Based on US hospital experiences to date, one Ebola patient will likely generate eight 55-gallon barrels of medical waste per day, making storage, transportation, and disposal of the waste a major challenge for hospitals, according to the California Hospital Association.
The US Centers for Disease Control and Prevention have recommended autoclaving or incinerating the waste to destroy the microbes, the LA Times reports. However, burning infected waste is effectively prohibited in California and banned in at least seven other states.
For those states, trucking the waste over public highways and incinerating it in another state may be the only option. However, under federal transportation guidelines, the material would be designated a Class A infectious substance and transporting it would require special approval from the Department of Transportation.

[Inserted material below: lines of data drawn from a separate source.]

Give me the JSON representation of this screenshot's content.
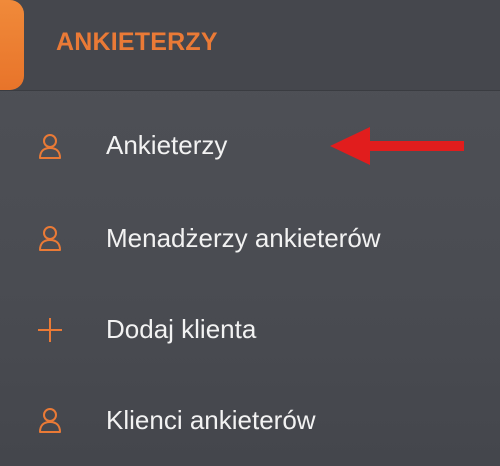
{
  "sidebar": {
    "section_title": "ANKIETERZY",
    "accent_color": "#ea7a36",
    "items": [
      {
        "label": "Ankieterzy",
        "icon": "user-icon"
      },
      {
        "label": "Menadżerzy ankieterów",
        "icon": "user-icon"
      },
      {
        "label": "Dodaj klienta",
        "icon": "plus-icon"
      },
      {
        "label": "Klienci ankieterów",
        "icon": "user-icon"
      }
    ]
  },
  "annotation": {
    "arrow_color": "#e11d1d"
  }
}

In working with Ebola, all of the following must be disposed of: protective gloves, gowns, masks and booties used by those who approach the patient’s bedside, disposable medical instruments, packaging, bed linens, cups, plates, tissues, towels, pillowcases, curtains, privacy screens, mattresses and anything that is used to clean up after the patient.
However, there is confusion about whether infected human waste can be flushed down the toilet. According to Dr. David Perrott of the California Hospital Association, the CDC has said that flushing is acceptable, though other sources have said the waste needs to be sterilized and then flushed.
The medical supplies used to treat the first US Ebola patient arrived at a Galveston, Texas, disposal facility last Saturday, according to ABC News affiliate KGTV. Once the supplies were incinerated at over 2,000 degrees, a scrubber removed all the pollutants from the exhaust gas. The air scrubbers were designed based on stringent EPA standards that went into effect earlier this month.
Andy Bartocci of Envitech, builder of the new scrubber, said somebody is probably more exposed to harmful pollutants pumping gas into their automobile than by working or living around one of the medical waste incinerators.
Photo Credit: Ebola via Shutterstock